'When we created F.A.K.K.2, we made the initial push towards console development with the short-lived Sega Dreamcast in mind. During that time, like a number of other developers, we lost our funding prematurely when the Dreamcast lost favor in the marketplace. Our fall-back was to release a PC version of F.A.K.K.2.

'The interferences outside of the development process were also numerous and very distracting for most on the team. Many of the guys were broken from pouring their hearts into SiN, only to see it not succeed in the market. For the studio, then, we had two great titles back-to-back fall short of deserved market success, but not from the lack of efforts of the development team.'

This is Robert as a body part again. The aching heart, filled with paternal pride for a team and a project that gave so much of themselves. A pumping, aortic symbol of all game development that isn't Valve or Bungie. A studio attempting to pioneer episodic content with SiN Episodes; a studio now brought into the fold of casual game development. Heart-shaped dotted line indicating where to cut.

-Robert: the heart of Heavy Metal: F.A.K.K.2.

Ripped out, but proud, still beating.

'As far as the end result,' proclaims Robert, 'F.A.K.K.2 was everything that millions of fans have come to expect from Heavy Metal: a mature fantasy that was entertaining, colorful, wacky, ultra-violent, sexy and super fun.

'It was one of the best creative experiences for those who took part in the development process.
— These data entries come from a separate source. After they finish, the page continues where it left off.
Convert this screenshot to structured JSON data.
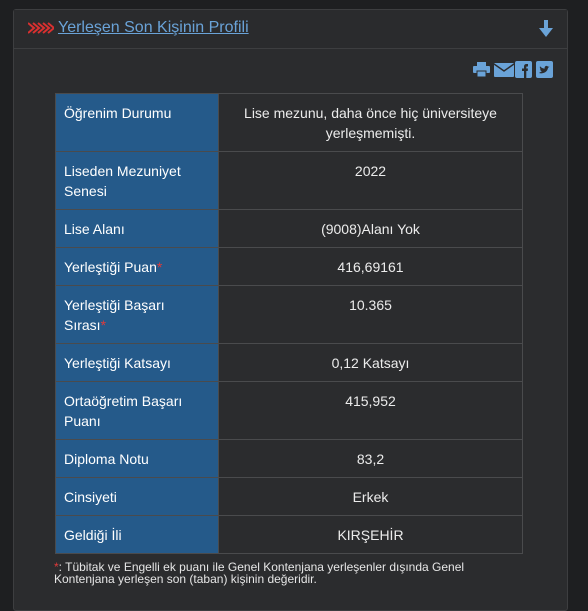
{
  "panel": {
    "title": "Yerleşen Son Kişinin Profili"
  },
  "colors": {
    "header_cells": "#255a8a",
    "accent": "#6aa3d8",
    "required": "#e03a3a"
  },
  "share_icons": [
    "print-icon",
    "mail-icon",
    "facebook-icon",
    "twitter-icon"
  ],
  "rows": [
    {
      "label": "Öğrenim Durumu",
      "value": "Lise mezunu, daha önce hiç üniversiteye yerleşmemişti."
    },
    {
      "label": "Liseden Mezuniyet Senesi",
      "value": "2022"
    },
    {
      "label": "Lise Alanı",
      "value": "(9008)Alanı Yok"
    },
    {
      "label": "Yerleştiği Puan",
      "value": "416,69161"
    },
    {
      "label": "Yerleştiği Başarı Sırası",
      "value": "10.365"
    },
    {
      "label": "Yerleştiği Katsayı",
      "value": "0,12 Katsayı"
    },
    {
      "label": "Ortaöğretim Başarı Puanı",
      "value": "415,952"
    },
    {
      "label": "Diploma Notu",
      "value": "83,2"
    },
    {
      "label": "Cinsiyeti",
      "value": "Erkek"
    },
    {
      "label": "Geldiği İli",
      "value": "KIRŞEHİR"
    }
  ],
  "required_marker": "*",
  "footnote": {
    "marker": "*",
    "text": ": Tübitak ve Engelli ek puanı ile Genel Kontenjana yerleşenler dışında Genel Kontenjana yerleşen son (taban) kişinin değeridir."
  }
}
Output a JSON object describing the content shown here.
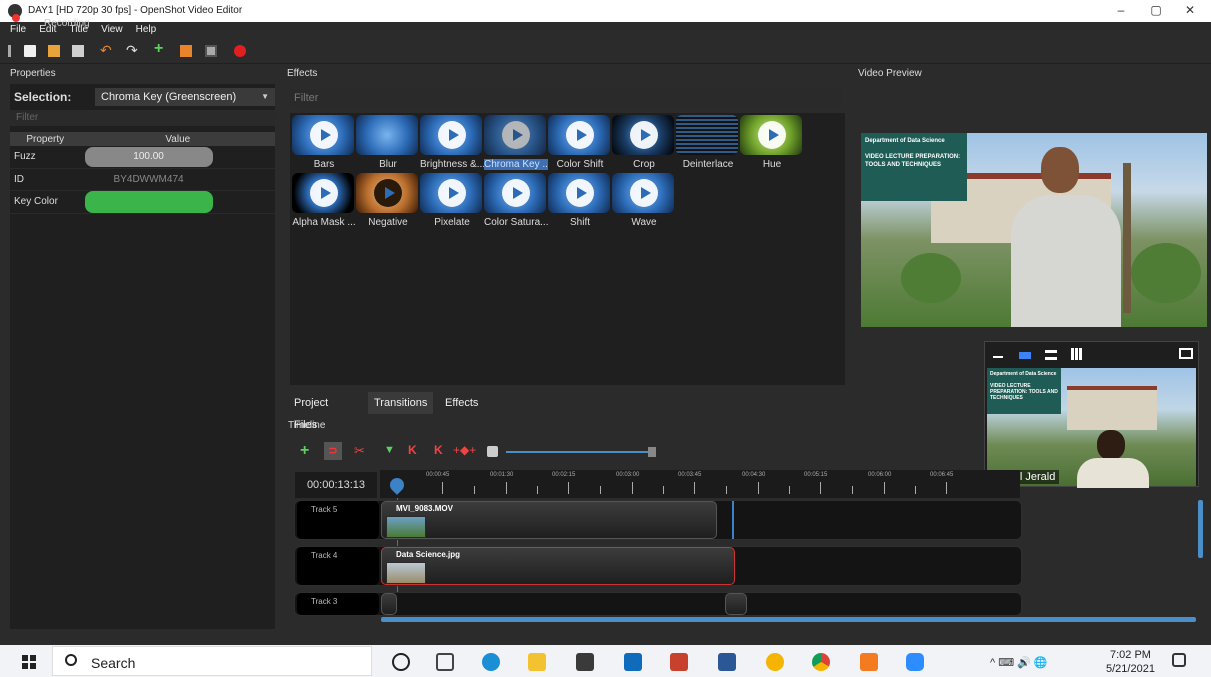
{
  "window": {
    "title": "DAY1 [HD 720p 30 fps] - OpenShot Video Editor",
    "recording_label": "Recording",
    "controls": [
      "–",
      "▢",
      "✕"
    ]
  },
  "menu": [
    "File",
    "Edit",
    "Title",
    "View",
    "Help"
  ],
  "panels": {
    "properties_title": "Properties",
    "effects_title": "Effects",
    "preview_title": "Video Preview",
    "timeline_title": "Timeline"
  },
  "properties": {
    "selection_label": "Selection:",
    "selection_value": "Chroma Key (Greenscreen)",
    "filter_placeholder": "Filter",
    "col_property": "Property",
    "col_value": "Value",
    "rows": [
      {
        "name": "Fuzz",
        "value": "100.00"
      },
      {
        "name": "ID",
        "value": "BY4DWWM474"
      },
      {
        "name": "Key Color",
        "value": ""
      }
    ],
    "key_color": "#3bb54a"
  },
  "effects": {
    "filter_placeholder": "Filter",
    "items": [
      "Bars",
      "Blur",
      "Brightness &...",
      "Chroma Key ...",
      "Color Shift",
      "Crop",
      "Deinterlace",
      "Hue",
      "Alpha Mask ...",
      "Negative",
      "Pixelate",
      "Color Satura...",
      "Shift",
      "Wave"
    ],
    "selected": "Chroma Key ..."
  },
  "tabs": [
    "Project Files",
    "Transitions",
    "Effects"
  ],
  "active_tab": "Transitions",
  "preview": {
    "banner_text": "Department of Data Science\n\nVIDEO LECTURE PREPARATION: TOOLS AND TECHNIQUES"
  },
  "camera": {
    "name": "Vimal Jerald",
    "banner_text": "Department of Data Science\n\nVIDEO LECTURE PREPARATION: TOOLS AND TECHNIQUES"
  },
  "timeline": {
    "timecode": "00:00:13:13",
    "ruler_labels": [
      "00:00:45",
      "00:01:30",
      "00:02:15",
      "00:03:00",
      "00:03:45",
      "00:04:30",
      "00:05:15",
      "00:06:00",
      "00:06:45"
    ],
    "tracks": [
      {
        "name": "Track 5",
        "clip": "MVI_9083.MOV"
      },
      {
        "name": "Track 4",
        "clip": "Data Science.jpg"
      },
      {
        "name": "Track 3",
        "clip": ""
      }
    ]
  },
  "taskbar": {
    "search_placeholder": "Search",
    "time": "7:02 PM",
    "date": "5/21/2021",
    "tray": "^ ⌨ 🔊 🌐"
  }
}
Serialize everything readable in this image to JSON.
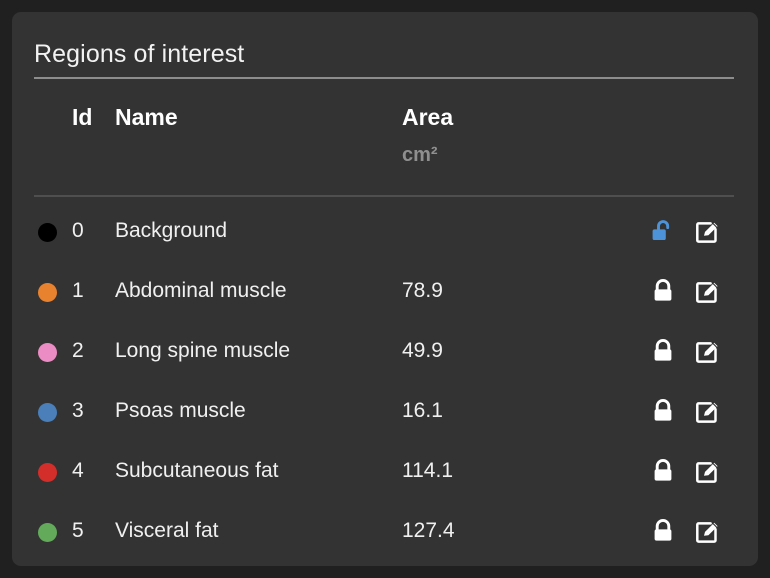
{
  "card": {
    "title": "Regions of interest"
  },
  "table": {
    "headers": {
      "color": "",
      "id": "Id",
      "name": "Name",
      "area": "Area",
      "area_unit": "cm²"
    },
    "rows": [
      {
        "color": "#000000",
        "id": "0",
        "name": "Background",
        "area": "",
        "lock_icon": "unlock-icon",
        "lock_state": "unlocked",
        "lock_color": "#4d93d9",
        "edit_icon": "edit-pencil-icon"
      },
      {
        "color": "#e8822e",
        "id": "1",
        "name": "Abdominal muscle",
        "area": "78.9",
        "lock_icon": "lock-icon",
        "lock_state": "locked",
        "lock_color": "#ffffff",
        "edit_icon": "edit-pencil-icon"
      },
      {
        "color": "#ec8cc4",
        "id": "2",
        "name": "Long spine muscle",
        "area": "49.9",
        "lock_icon": "lock-icon",
        "lock_state": "locked",
        "lock_color": "#ffffff",
        "edit_icon": "edit-pencil-icon"
      },
      {
        "color": "#4a7fba",
        "id": "3",
        "name": "Psoas muscle",
        "area": "16.1",
        "lock_icon": "lock-icon",
        "lock_state": "locked",
        "lock_color": "#ffffff",
        "edit_icon": "edit-pencil-icon"
      },
      {
        "color": "#d42e2a",
        "id": "4",
        "name": "Subcutaneous fat",
        "area": "114.1",
        "lock_icon": "lock-icon",
        "lock_state": "locked",
        "lock_color": "#ffffff",
        "edit_icon": "edit-pencil-icon"
      },
      {
        "color": "#63ab5b",
        "id": "5",
        "name": "Visceral fat",
        "area": "127.4",
        "lock_icon": "lock-icon",
        "lock_state": "locked",
        "lock_color": "#ffffff",
        "edit_icon": "edit-pencil-icon"
      }
    ]
  },
  "theme": {
    "page_background": "#202020",
    "card_background": "#333333",
    "text_primary": "#f0f0f0",
    "text_muted": "#8f8f8f",
    "accent_unlocked": "#4d93d9"
  }
}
A handful of us lived the game and everyday we came up with something cool to add,' he says.

'We simply loved the work.'

[Drew Taylor works in the games industry in Australia and writes video game culture articles for various magazines. He has, and is, an enlarged pupil.]